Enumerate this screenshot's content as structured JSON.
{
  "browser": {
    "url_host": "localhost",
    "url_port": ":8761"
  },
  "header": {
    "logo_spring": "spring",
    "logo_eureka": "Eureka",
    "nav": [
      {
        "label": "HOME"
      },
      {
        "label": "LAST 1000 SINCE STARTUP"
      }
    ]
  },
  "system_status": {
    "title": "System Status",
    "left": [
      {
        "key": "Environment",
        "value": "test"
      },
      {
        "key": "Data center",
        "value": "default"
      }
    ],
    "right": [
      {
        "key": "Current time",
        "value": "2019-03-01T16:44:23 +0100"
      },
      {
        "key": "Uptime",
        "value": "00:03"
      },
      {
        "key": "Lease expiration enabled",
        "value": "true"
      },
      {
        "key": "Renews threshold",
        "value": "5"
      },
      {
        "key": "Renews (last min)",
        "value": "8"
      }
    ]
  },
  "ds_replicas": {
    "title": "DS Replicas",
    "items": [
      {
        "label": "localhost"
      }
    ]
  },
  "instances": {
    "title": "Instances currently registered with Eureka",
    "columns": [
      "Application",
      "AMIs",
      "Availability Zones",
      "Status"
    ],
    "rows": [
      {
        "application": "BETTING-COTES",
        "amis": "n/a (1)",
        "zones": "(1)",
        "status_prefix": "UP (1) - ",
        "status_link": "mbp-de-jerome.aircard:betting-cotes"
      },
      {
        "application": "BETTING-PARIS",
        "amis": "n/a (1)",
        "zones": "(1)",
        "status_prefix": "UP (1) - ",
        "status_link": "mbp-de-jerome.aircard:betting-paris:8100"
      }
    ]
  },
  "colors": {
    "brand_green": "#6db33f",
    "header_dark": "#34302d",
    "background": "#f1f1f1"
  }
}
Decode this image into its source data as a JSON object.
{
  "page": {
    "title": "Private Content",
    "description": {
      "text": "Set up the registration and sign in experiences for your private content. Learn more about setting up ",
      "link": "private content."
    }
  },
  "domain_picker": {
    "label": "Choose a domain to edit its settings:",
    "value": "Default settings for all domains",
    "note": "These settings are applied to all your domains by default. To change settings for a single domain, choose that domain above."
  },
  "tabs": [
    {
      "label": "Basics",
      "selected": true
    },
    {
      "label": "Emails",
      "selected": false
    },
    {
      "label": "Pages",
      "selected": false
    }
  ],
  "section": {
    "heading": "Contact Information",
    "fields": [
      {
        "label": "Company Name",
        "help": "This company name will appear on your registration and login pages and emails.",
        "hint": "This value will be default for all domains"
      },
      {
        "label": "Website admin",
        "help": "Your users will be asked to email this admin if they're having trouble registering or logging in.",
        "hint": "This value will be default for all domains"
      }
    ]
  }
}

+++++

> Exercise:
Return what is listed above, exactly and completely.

> Answer for the task:
Enumerate this screenshot's content as structured JSON.
{
  "browser": {
    "url_host": "localhost",
    "url_port": ":8761"
  },
  "header": {
    "logo_spring": "spring",
    "logo_eureka": "Eureka",
    "nav": [
      {
        "label": "HOME"
      },
      {
        "label": "LAST 1000 SINCE STARTUP"
      }
    ]
  },
  "system_status": {
    "title": "System Status",
    "left": [
      {
        "key": "Environment",
        "value": "test"
      },
      {
        "key": "Data center",
        "value": "default"
      }
    ],
    "right": [
      {
        "key": "Current time",
        "value": "2019-03-01T16:44:23 +0100"
      },
      {
        "key": "Uptime",
        "value": "00:03"
      },
      {
        "key": "Lease expiration enabled",
        "value": "true"
      },
      {
        "key": "Renews threshold",
        "value": "5"
      },
      {
        "key": "Renews (last min)",
        "value": "8"
      }
    ]
  },
  "ds_replicas": {
    "title": "DS Replicas",
    "items": [
      {
        "label": "localhost"
      }
    ]
  },
  "instances": {
    "title": "Instances currently registered with Eureka",
    "columns": [
      "Application",
      "AMIs",
      "Availability Zones",
      "Status"
    ],
    "rows": [
      {
        "application": "BETTING-COTES",
        "amis": "n/a (1)",
        "zones": "(1)",
        "status_prefix": "UP (1) - ",
        "status_link": "mbp-de-jerome.aircard:betting-cotes"
      },
      {
        "application": "BETTING-PARIS",
        "amis": "n/a (1)",
        "zones": "(1)",
        "status_prefix": "UP (1) - ",
        "status_link": "mbp-de-jerome.aircard:betting-paris:8100"
      }
    ]
  },
  "colors": {
    "brand_green": "#6db33f",
    "header_dark": "#34302d",
    "background": "#f1f1f1"
  }
}
Decode this image into its source data as a JSON object.
{
  "page": {
    "title": "Private Content",
    "description": {
      "text": "Set up the registration and sign in experiences for your private content. Learn more about setting up ",
      "link": "private content."
    }
  },
  "domain_picker": {
    "label": "Choose a domain to edit its settings:",
    "value": "Default settings for all domains",
    "note": "These settings are applied to all your domains by default. To change settings for a single domain, choose that domain above."
  },
  "tabs": [
    {
      "label": "Basics",
      "selected": true
    },
    {
      "label": "Emails",
      "selected": false
    },
    {
      "label": "Pages",
      "selected": false
    }
  ],
  "section": {
    "heading": "Contact Information",
    "fields": [
      {
        "label": "Company Name",
        "help": "This company name will appear on your registration and login pages and emails.",
        "hint": "This value will be default for all domains"
      },
      {
        "label": "Website admin",
        "help": "Your users will be asked to email this admin if they're having trouble registering or logging in.",
        "hint": "This value will be default for all domains"
      }
    ]
  }
}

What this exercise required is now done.